# Activity
Exact copy, no pictures: restate each entry below word for word.

# Record excerpts
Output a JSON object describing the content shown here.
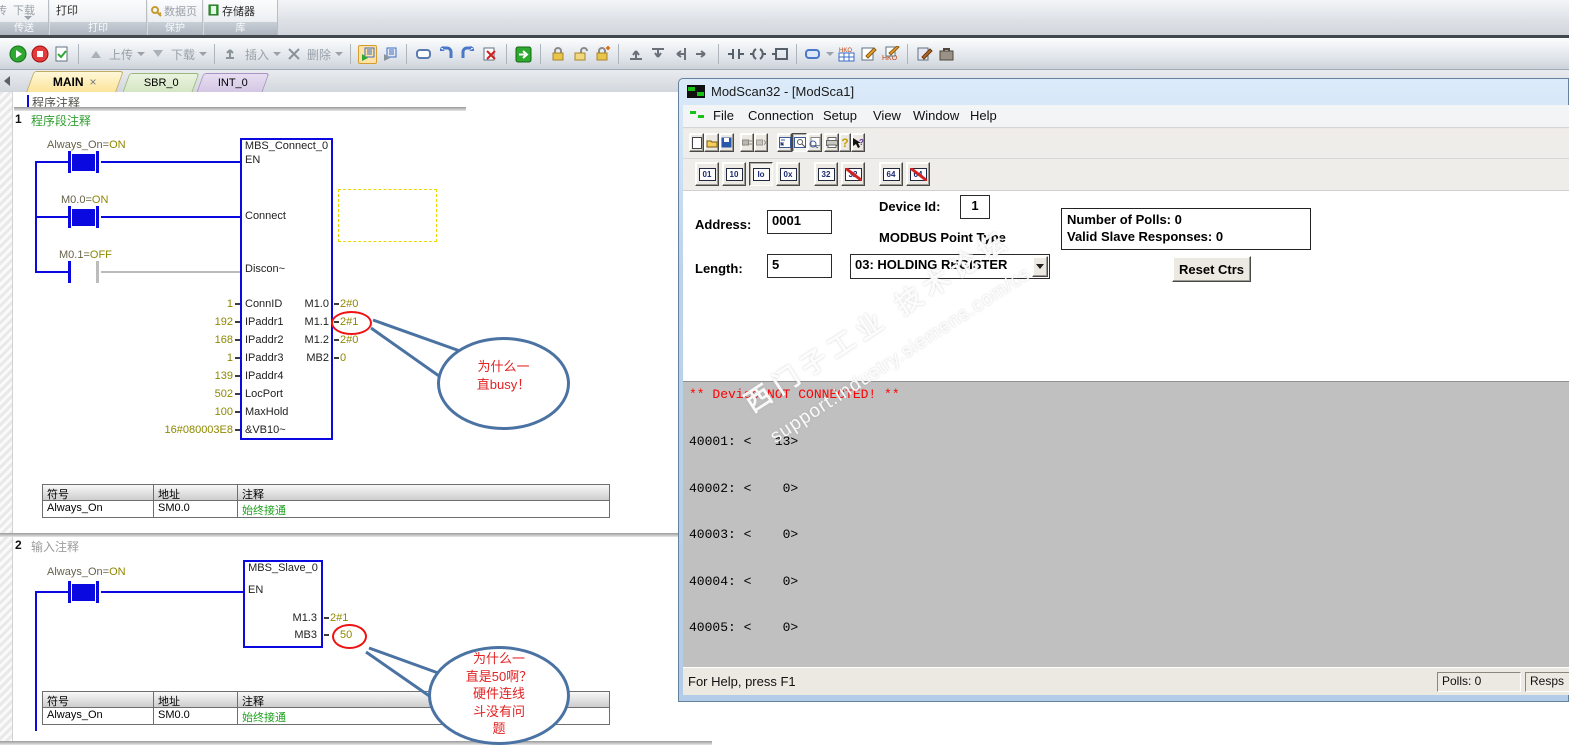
{
  "ribbon": {
    "partial": "传",
    "g1_btn": "下载",
    "g1_label": "传送",
    "g2_btn": "打印",
    "g2_label": "打印",
    "g3_btn": "数据页",
    "g3_label": "保护",
    "g4_btn": "存储器",
    "g4_label": "库"
  },
  "toolbar": {
    "upload": "上传",
    "download": "下载",
    "insert": "插入",
    "del": "删除"
  },
  "tabs": {
    "main": "MAIN",
    "close": "×",
    "sbr": "SBR_0",
    "int": "INT_0"
  },
  "program": {
    "title_comment": "程序注释",
    "sym": {
      "h1": "符号",
      "h2": "地址",
      "h3": "注释",
      "r1": "Always_On",
      "r2": "SM0.0",
      "r3": "始终接通"
    },
    "net1": {
      "number": "1",
      "comment": "程序段注释",
      "contact1_name": "Always_On=",
      "contact1_val": "ON",
      "contact2_name": "M0.0=",
      "contact2_val": "ON",
      "contact3_name": "M0.1=",
      "contact3_val": "OFF",
      "block": {
        "title": "MBS_Connect_0",
        "en": "EN",
        "in_connect": "Connect",
        "in_discon": "Discon~",
        "rows": [
          {
            "in": "1",
            "label": "ConnID"
          },
          {
            "in": "192",
            "label": "IPaddr1"
          },
          {
            "in": "168",
            "label": "IPaddr2"
          },
          {
            "in": "1",
            "label": "IPaddr3"
          },
          {
            "in": "139",
            "label": "IPaddr4"
          },
          {
            "in": "502",
            "label": "LocPort"
          },
          {
            "in": "100",
            "label": "MaxHold"
          },
          {
            "in": "16#080003E8",
            "label": "&VB10~"
          }
        ],
        "outs": [
          {
            "label": "M1.0",
            "val": "2#0"
          },
          {
            "label": "M1.1",
            "val": "2#1"
          },
          {
            "label": "M1.2",
            "val": "2#0"
          },
          {
            "label": "MB2",
            "val": "0"
          }
        ]
      },
      "callout": [
        "为什么一",
        "直busy！"
      ]
    },
    "net2": {
      "number": "2",
      "comment": "输入注释",
      "contact1_name": "Always_On=",
      "contact1_val": "ON",
      "block": {
        "title": "MBS_Slave_0",
        "en": "EN",
        "outs": [
          {
            "label": "M1.3",
            "val": "2#1"
          },
          {
            "label": "MB3",
            "val": "50"
          }
        ]
      },
      "callout": [
        "为什么一",
        "直是50啊？",
        "硬件连线",
        "斗没有问",
        "题"
      ]
    }
  },
  "modscan": {
    "title": "ModScan32 - [ModSca1]",
    "menus": [
      "File",
      "Connection",
      "Setup",
      "View",
      "Window",
      "Help"
    ],
    "formats": [
      "01",
      "10",
      "Io",
      "0x",
      "32",
      "32",
      "64",
      "64"
    ],
    "address_label": "Address:",
    "address_value": "0001",
    "length_label": "Length:",
    "length_value": "5",
    "device_id_label": "Device Id:",
    "device_id_value": "1",
    "point_type_label": "MODBUS Point Type",
    "point_type_value": "03: HOLDING REGISTER",
    "polls_text": "Number of Polls: 0",
    "responses_text": "Valid Slave Responses: 0",
    "reset_button": "Reset Ctrs",
    "status_line": "** Device NOT CONNECTED! **",
    "registers": [
      "40001: <   13>",
      "40002: <    0>",
      "40003: <    0>",
      "40004: <    0>",
      "40005: <    0>"
    ],
    "help_text": "For Help, press F1",
    "polls_panel": "Polls: 0",
    "resp_panel": "Resps",
    "watermark_line1": "西门子工业 技术论坛",
    "watermark_line2": "support.industry.siemens.com/cs",
    "accent_blue": "#b3cce8",
    "data_gray": "#c0c0c0",
    "alert_red": "#ff0000"
  }
}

# Answer to the exercise
Output a JSON object describing the content shown here.
{
  "ribbon": {
    "partial": "传",
    "g1_btn": "下载",
    "g1_label": "传送",
    "g2_btn": "打印",
    "g2_label": "打印",
    "g3_btn": "数据页",
    "g3_label": "保护",
    "g4_btn": "存储器",
    "g4_label": "库"
  },
  "toolbar": {
    "upload": "上传",
    "download": "下载",
    "insert": "插入",
    "del": "删除"
  },
  "tabs": {
    "main": "MAIN",
    "close": "×",
    "sbr": "SBR_0",
    "int": "INT_0"
  },
  "program": {
    "title_comment": "程序注释",
    "sym": {
      "h1": "符号",
      "h2": "地址",
      "h3": "注释",
      "r1": "Always_On",
      "r2": "SM0.0",
      "r3": "始终接通"
    },
    "net1": {
      "number": "1",
      "comment": "程序段注释",
      "contact1_name": "Always_On=",
      "contact1_val": "ON",
      "contact2_name": "M0.0=",
      "contact2_val": "ON",
      "contact3_name": "M0.1=",
      "contact3_val": "OFF",
      "block": {
        "title": "MBS_Connect_0",
        "en": "EN",
        "in_connect": "Connect",
        "in_discon": "Discon~",
        "rows": [
          {
            "in": "1",
            "label": "ConnID"
          },
          {
            "in": "192",
            "label": "IPaddr1"
          },
          {
            "in": "168",
            "label": "IPaddr2"
          },
          {
            "in": "1",
            "label": "IPaddr3"
          },
          {
            "in": "139",
            "label": "IPaddr4"
          },
          {
            "in": "502",
            "label": "LocPort"
          },
          {
            "in": "100",
            "label": "MaxHold"
          },
          {
            "in": "16#080003E8",
            "label": "&VB10~"
          }
        ],
        "outs": [
          {
            "label": "M1.0",
            "val": "2#0"
          },
          {
            "label": "M1.1",
            "val": "2#1"
          },
          {
            "label": "M1.2",
            "val": "2#0"
          },
          {
            "label": "MB2",
            "val": "0"
          }
        ]
      },
      "callout": [
        "为什么一",
        "直busy！"
      ]
    },
    "net2": {
      "number": "2",
      "comment": "输入注释",
      "contact1_name": "Always_On=",
      "contact1_val": "ON",
      "block": {
        "title": "MBS_Slave_0",
        "en": "EN",
        "outs": [
          {
            "label": "M1.3",
            "val": "2#1"
          },
          {
            "label": "MB3",
            "val": "50"
          }
        ]
      },
      "callout": [
        "为什么一",
        "直是50啊？",
        "硬件连线",
        "斗没有问",
        "题"
      ]
    }
  },
  "modscan": {
    "title": "ModScan32 - [ModSca1]",
    "menus": [
      "File",
      "Connection",
      "Setup",
      "View",
      "Window",
      "Help"
    ],
    "formats": [
      "01",
      "10",
      "Io",
      "0x",
      "32",
      "32",
      "64",
      "64"
    ],
    "address_label": "Address:",
    "address_value": "0001",
    "length_label": "Length:",
    "length_value": "5",
    "device_id_label": "Device Id:",
    "device_id_value": "1",
    "point_type_label": "MODBUS Point Type",
    "point_type_value": "03: HOLDING REGISTER",
    "polls_text": "Number of Polls: 0",
    "responses_text": "Valid Slave Responses: 0",
    "reset_button": "Reset Ctrs",
    "status_line": "** Device NOT CONNECTED! **",
    "registers": [
      "40001: <   13>",
      "40002: <    0>",
      "40003: <    0>",
      "40004: <    0>",
      "40005: <    0>"
    ],
    "help_text": "For Help, press F1",
    "polls_panel": "Polls: 0",
    "resp_panel": "Resps",
    "watermark_line1": "西门子工业 技术论坛",
    "watermark_line2": "support.industry.siemens.com/cs",
    "accent_blue": "#b3cce8",
    "data_gray": "#c0c0c0",
    "alert_red": "#ff0000"
  }
}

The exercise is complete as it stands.